Eighteen: Christianity and Slavery, by Glenn Sunshine (start page 287)

In order to correct a belief prevalent among the New Atheists, that the Bible sanctions the sort of slavery once practiced in our nation, this chapter first surveys what the Bible actually says about slavery, then surveys Christian history to see how those who believe the Bible have responded to slavery.

Sunshine’s survey of the biblical material demonstrates that, in the case of the Old Testament (288-9), a number of things contradict the prevalent misconception. (1) The laws of Israel provided protections and helps for the poor lacking in other nations, so that one common cause for people ending up in slavery (lack of means to feed themselves and their families) was made less prevalent. (2) If Israelites still ended up having to sell themselves into slavery to survive, this slavery was not permanent, making “slavery” in Israel “closer to indentured servitude than to the slavery of other nations or the American South” (288-9). (3) Slaves in Israel did not surrender their personhood or become mere property masters could abuse with impunity; rather, their rights were protected by God’s law. (4) Though the law did permit holding foreigners as slaves permanently, it appears their rights were otherwise protected in the same way as those of Israelite slaves. (5) God’s law required the Israelites to protect escaped slaves from foreign countries and imposed the death penalty on anyone who kidnapped others to sell them into slavery.

As for the New Testament, Sunshine points out the important fact that, had “the New Testament authors called for abolition,” it is certain “The Roman government would have interpreted it as incitement to insurrection, and the slaves might have taken it that way themselves,” resulting not in “freedom for the slaves, but rather a bloody crackdown and slaughter as had happened in several other slave rebellions” (291). The New Testament does, of course, instruct slaves to be obedient to their masters, but (I note) this no more indicates approval of slavery than Scripture’s instruction to obey the laws of the land suggests that all the laws of Rome had God’s approval. As well, The New Testament identifies slaves as the spiritual and moral equals of their masters, encourages slaves to take advantage of opportunities to become free should they arise, and condemns slave traders in 1 Timothy 1:10 (290).

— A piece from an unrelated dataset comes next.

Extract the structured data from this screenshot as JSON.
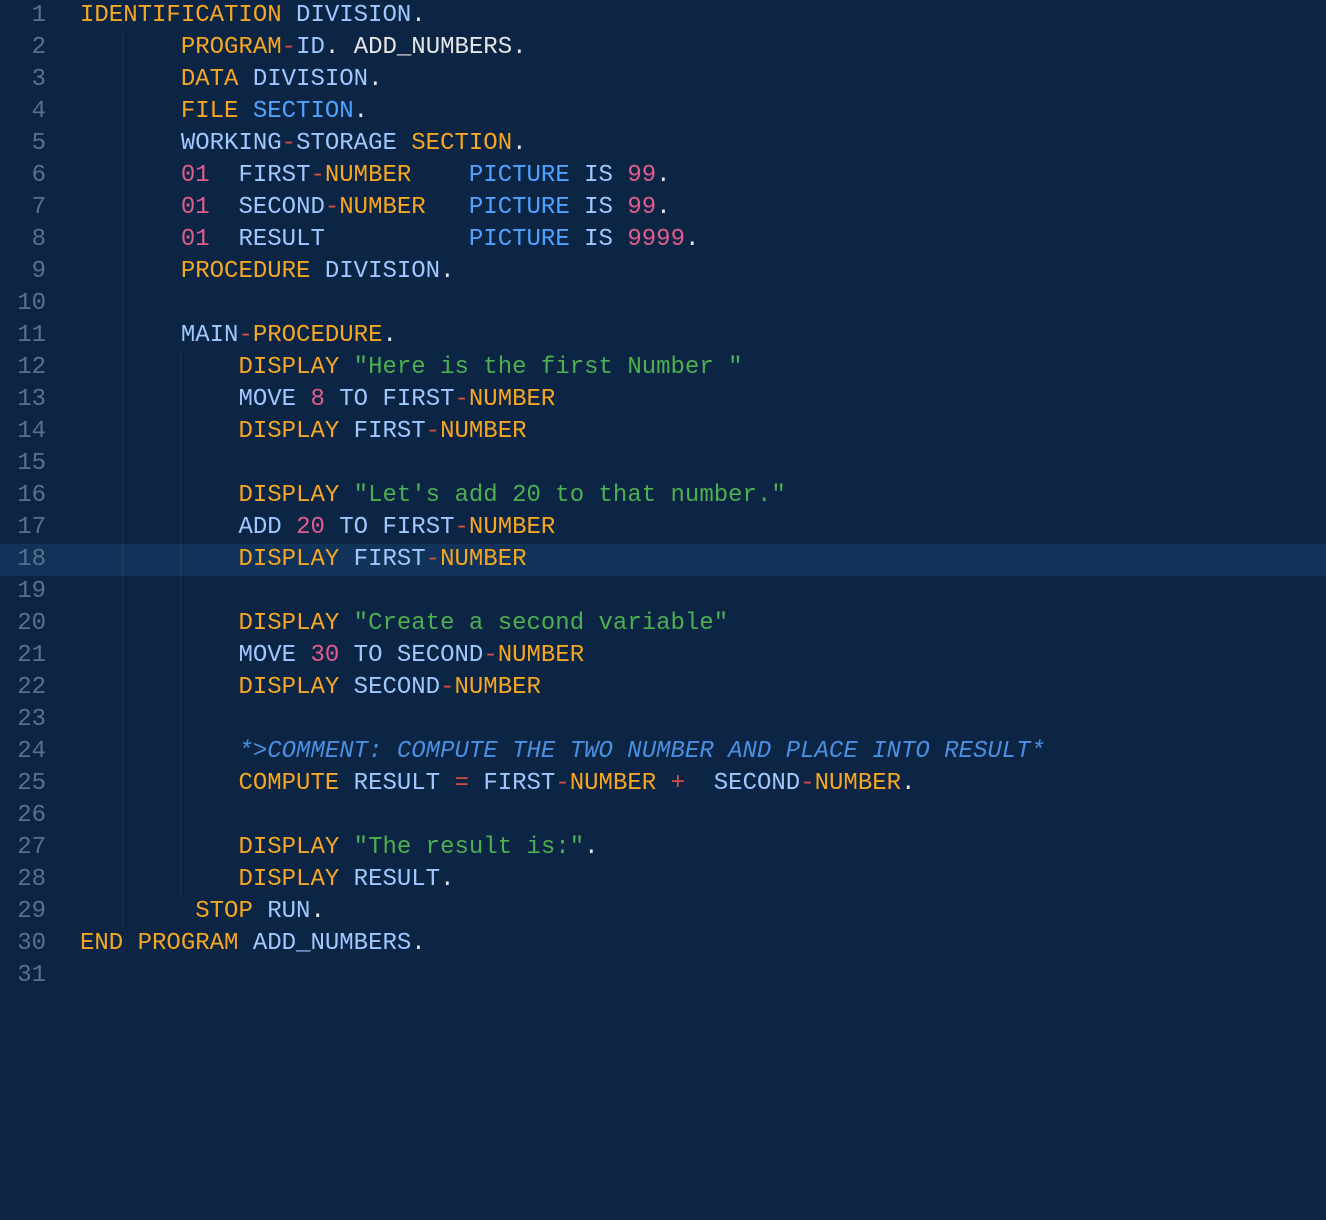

In the historical survey (291-299), one learns that from the beginning Christians made efforts to free slaves in ways that would not disrupt the societies they lived in, such as by buying slaves for the purpose of freeing them. As well, from the beginning, slaves were treated as persons and permitted in positions of church leadership. During the Middle Ages, slavery was virtually eliminated, replaced by much less oppressive (though hardly ideal) feudal arrangements. The West turned again to slavery in the mid- to late-1400s because there was money to be made, ignoring papal bulls demanding those enslaved be freed. Eventually, the distaste for slavery that large numbers of Christians had always felt was joined to a growing realization that complete elimination of slavery was a goal that could be pursued without causing social or economic collapse. Though some Christians in the American South argued for retention of slavery on what they thought plausible biblical grounds, contemporaneous opponents of slavery also offered biblical arguments, and the abolitionist movement was overwhelmingly a movement of Christian activists. In the end, it was Christians, not atheists or other “freethinkers,” who freed the slaves.

Of all the chapters in Pure Reason, this is the only one where I can think of no criticisms to offer. It is edifying reading.

End of Review